After that, we did the cost and contract necessities, he wrote out a retainer check and I was hired.

Sunday, September 13, 2015

Walt Murphy – Part Two – 14

Ricky managed—quite valiantly I thought—to refrain from quizzing me about my day until after dinner. But as soon as we settled down in the living room with our coffees he asked, "So is Mr Donati the bad guy in this scenario?"

"Not even close. He took Ben when Ms Engel gave him up to be adopted. Of course she doesn't know this."

"And you're not going to tell her."

"Hell no. Even if I did, and I'm not that much of an ass, I couldn't tell her where he is, or what name he's using, because Carlo wasn't about to give me that information."

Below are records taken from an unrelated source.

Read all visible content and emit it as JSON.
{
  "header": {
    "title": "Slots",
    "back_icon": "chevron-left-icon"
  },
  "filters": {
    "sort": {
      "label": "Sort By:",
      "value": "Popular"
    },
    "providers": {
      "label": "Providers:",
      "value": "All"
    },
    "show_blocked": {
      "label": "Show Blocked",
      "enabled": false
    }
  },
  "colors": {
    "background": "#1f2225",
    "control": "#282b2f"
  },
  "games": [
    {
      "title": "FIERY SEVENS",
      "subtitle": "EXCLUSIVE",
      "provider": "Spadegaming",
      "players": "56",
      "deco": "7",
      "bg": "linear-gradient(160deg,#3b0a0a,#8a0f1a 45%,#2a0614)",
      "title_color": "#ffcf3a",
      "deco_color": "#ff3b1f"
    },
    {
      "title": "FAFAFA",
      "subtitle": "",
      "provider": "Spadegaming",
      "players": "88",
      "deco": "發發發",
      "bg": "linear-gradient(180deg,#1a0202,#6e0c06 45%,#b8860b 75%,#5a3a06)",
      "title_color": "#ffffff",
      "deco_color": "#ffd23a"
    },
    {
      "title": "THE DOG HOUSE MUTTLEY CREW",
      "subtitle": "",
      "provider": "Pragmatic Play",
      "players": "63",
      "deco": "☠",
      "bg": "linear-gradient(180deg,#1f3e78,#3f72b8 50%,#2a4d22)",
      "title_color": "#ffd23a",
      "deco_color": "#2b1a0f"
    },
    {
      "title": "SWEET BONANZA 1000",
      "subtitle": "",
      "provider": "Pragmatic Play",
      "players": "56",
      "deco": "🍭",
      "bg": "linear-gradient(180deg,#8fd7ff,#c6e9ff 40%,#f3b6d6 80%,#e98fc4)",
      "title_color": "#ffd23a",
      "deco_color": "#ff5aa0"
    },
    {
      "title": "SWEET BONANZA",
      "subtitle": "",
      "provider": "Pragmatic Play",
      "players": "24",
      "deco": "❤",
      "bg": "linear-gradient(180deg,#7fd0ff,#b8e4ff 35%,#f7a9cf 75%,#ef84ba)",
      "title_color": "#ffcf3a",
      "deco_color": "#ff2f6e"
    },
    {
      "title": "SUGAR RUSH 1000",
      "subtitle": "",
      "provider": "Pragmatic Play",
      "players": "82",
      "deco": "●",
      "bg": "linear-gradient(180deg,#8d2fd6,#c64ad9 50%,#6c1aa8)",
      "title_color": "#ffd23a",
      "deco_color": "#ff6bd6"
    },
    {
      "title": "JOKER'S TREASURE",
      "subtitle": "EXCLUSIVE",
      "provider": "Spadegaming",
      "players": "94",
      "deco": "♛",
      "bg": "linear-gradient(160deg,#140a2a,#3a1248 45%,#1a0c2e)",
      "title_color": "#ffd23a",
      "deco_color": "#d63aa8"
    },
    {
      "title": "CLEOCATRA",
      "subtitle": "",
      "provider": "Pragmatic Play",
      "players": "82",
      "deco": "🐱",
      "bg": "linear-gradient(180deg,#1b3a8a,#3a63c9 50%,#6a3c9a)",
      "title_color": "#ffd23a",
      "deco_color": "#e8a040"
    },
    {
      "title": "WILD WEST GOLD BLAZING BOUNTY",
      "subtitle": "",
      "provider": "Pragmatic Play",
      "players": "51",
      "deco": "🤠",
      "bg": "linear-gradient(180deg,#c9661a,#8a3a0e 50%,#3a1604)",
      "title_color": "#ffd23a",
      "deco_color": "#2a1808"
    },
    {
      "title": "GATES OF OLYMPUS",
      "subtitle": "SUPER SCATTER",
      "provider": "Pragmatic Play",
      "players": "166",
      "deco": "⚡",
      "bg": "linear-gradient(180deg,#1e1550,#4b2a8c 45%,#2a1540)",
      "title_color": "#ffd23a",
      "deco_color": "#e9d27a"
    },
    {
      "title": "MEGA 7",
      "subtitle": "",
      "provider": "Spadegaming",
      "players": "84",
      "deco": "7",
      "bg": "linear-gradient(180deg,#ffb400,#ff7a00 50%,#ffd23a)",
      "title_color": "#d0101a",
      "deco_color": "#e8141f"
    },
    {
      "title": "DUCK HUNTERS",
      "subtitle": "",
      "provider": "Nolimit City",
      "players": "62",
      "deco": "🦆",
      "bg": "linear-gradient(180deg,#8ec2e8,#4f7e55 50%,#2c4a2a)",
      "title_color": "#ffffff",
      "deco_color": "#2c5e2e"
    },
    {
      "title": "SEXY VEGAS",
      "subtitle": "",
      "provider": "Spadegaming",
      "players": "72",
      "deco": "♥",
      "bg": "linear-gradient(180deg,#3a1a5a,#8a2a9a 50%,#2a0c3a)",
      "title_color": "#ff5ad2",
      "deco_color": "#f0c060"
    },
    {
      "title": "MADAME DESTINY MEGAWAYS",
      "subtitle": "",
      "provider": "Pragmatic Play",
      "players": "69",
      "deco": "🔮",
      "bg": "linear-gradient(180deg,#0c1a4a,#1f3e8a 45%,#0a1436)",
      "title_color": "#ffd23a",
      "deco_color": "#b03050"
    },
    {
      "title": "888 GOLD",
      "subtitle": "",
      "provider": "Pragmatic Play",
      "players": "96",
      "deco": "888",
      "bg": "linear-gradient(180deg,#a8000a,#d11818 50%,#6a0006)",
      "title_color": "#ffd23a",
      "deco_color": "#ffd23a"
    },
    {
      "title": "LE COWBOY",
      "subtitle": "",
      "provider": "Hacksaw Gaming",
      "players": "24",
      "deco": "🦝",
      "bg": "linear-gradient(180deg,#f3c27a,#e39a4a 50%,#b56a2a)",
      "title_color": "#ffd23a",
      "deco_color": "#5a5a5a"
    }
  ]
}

"Smart man."

I shot him an indignant look. "Meaning I wouldn't keep my mouth shut?"

"Not at all," he replied, leaning over to give me a hug. "I only meant the less people who know, all things considered, the better. Did he have any idea what's behind her looking for Ben?"

"No We did come up with one possibility, although it's sort of far fetched. Carlo's father died six months ago. According to his will, his estate was to be divided between his wife, Carlo, and any children Carlo might have at that point."

"A large estate?"

"Carlo didn't go into specifics, but I suspect it's more than you or I will see in our lifetime."

"There was no mention of Carlo's wife, if he had one, getting part of the inheritance?"

"Apparently not," I replied.

"So if Ms Engel happened to find out about the will, she'd figure the only way to get her slimy hands on some of the money would be through Ben."

"Slimy hands?" I chuckled.

"Yeah. Ms Touchy-Feely, from what you told me about your first meeting with her. Ergo, she's got slimy hands as far as I'm concerned. Speaking of which, what are you going to tell her now?"

"I already talked to her and severed our contract, on the basis that there was no way I would be able to find Ben, given the adoption laws."

"Good. Then she's out of your life."



"Carlo wants to hire me and the only reason I can see for that is, either he wants me to be certain she doesn't find Ben on her own, although that's not possible. If it was, she wouldn't have hired me in the first place. Or he wants to find out something about her. Like what prompted her search in the first place."  

"Something you'd like to know too."

"Big time. I don't enjoy being played. And, she's"—I thought about her offer of passes to the gym—"very good at that."

"Meaning?" Ricky gave me his 'tell me or else' look.

I grimaced. "She told me to stop by the gym where she works and she'd give me some free passes."

Ricky huffed. Something he's quite good at when he gets annoyed, but not at me. "I hope you told her no deal."

"Actually, I just thanked her since she was on her way out at that point."

"Never to be seen again."

I shrugged. "Depending on why Carlo's interested in hiring me."

I found that out the next morning.